Top of Available data
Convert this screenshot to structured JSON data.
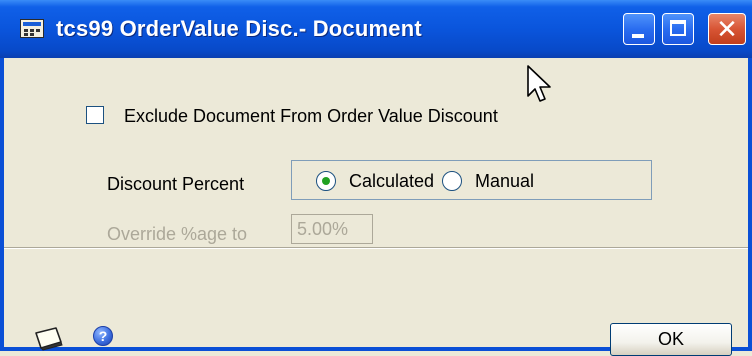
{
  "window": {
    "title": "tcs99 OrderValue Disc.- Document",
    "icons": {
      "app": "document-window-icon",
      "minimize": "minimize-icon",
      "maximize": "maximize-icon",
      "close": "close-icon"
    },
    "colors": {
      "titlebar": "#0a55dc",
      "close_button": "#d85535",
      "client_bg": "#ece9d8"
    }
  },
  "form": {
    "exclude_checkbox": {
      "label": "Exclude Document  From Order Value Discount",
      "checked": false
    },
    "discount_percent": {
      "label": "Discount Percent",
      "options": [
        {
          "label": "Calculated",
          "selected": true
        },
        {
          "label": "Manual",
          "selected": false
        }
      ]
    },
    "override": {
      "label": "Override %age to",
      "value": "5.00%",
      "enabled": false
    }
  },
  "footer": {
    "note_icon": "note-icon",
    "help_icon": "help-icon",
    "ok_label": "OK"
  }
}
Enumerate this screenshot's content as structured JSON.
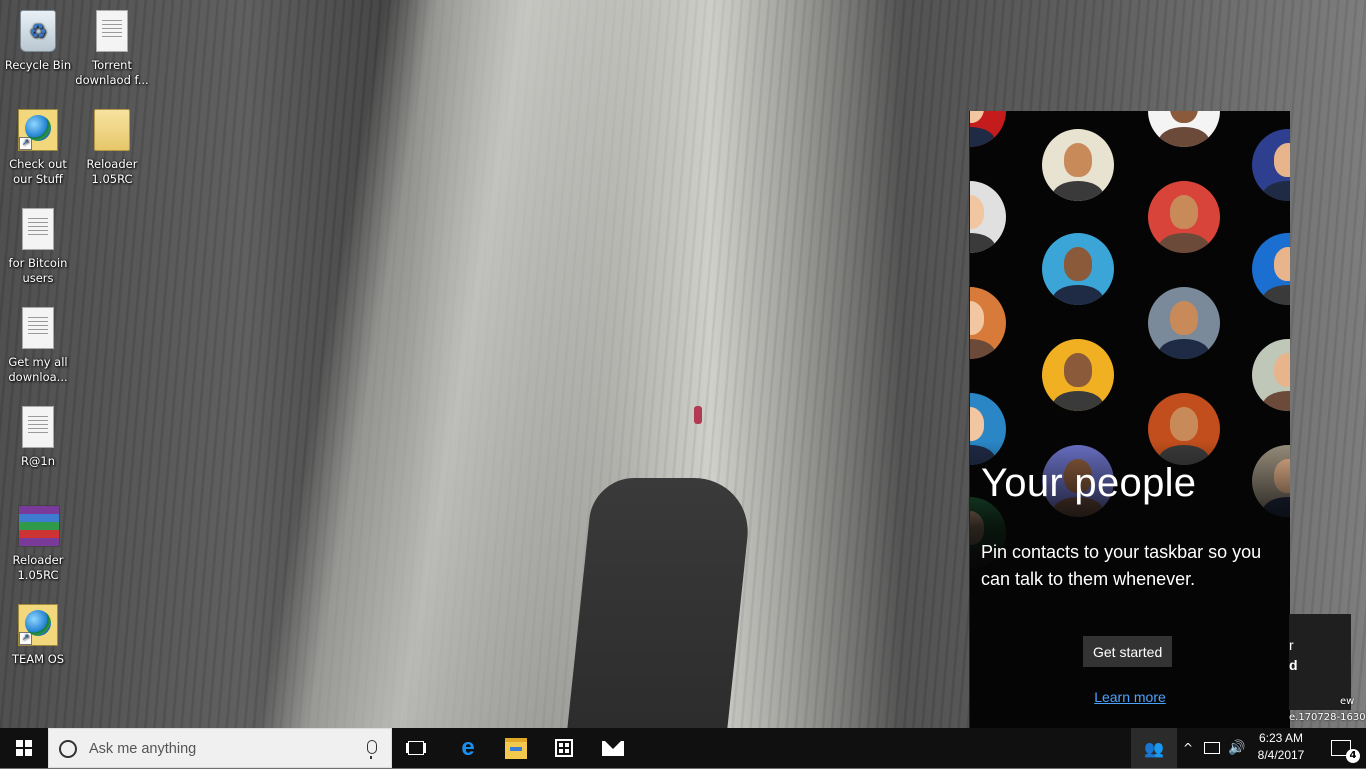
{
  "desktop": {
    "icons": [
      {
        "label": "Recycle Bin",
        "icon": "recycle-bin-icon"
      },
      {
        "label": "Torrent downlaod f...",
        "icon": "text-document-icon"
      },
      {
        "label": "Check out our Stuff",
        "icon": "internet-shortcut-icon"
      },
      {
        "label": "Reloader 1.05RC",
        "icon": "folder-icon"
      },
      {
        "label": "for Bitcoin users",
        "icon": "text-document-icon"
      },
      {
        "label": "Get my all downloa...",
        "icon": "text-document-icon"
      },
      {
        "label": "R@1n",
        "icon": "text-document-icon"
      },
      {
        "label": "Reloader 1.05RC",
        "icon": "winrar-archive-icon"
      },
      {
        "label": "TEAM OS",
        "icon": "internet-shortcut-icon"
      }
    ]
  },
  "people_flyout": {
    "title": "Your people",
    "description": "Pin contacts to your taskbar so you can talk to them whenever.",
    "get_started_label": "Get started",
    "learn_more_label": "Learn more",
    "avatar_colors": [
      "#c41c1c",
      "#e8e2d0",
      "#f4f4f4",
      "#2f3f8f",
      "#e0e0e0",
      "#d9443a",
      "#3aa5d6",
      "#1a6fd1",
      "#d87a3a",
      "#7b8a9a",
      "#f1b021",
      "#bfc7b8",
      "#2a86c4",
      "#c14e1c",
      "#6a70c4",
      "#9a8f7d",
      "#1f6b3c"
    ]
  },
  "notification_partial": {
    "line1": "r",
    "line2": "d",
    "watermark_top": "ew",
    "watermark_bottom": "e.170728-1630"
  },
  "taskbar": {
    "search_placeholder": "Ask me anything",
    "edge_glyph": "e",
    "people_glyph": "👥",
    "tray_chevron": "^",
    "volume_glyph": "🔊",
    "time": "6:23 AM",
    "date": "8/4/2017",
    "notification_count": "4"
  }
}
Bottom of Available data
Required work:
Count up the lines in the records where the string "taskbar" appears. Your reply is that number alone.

Result of this task:
2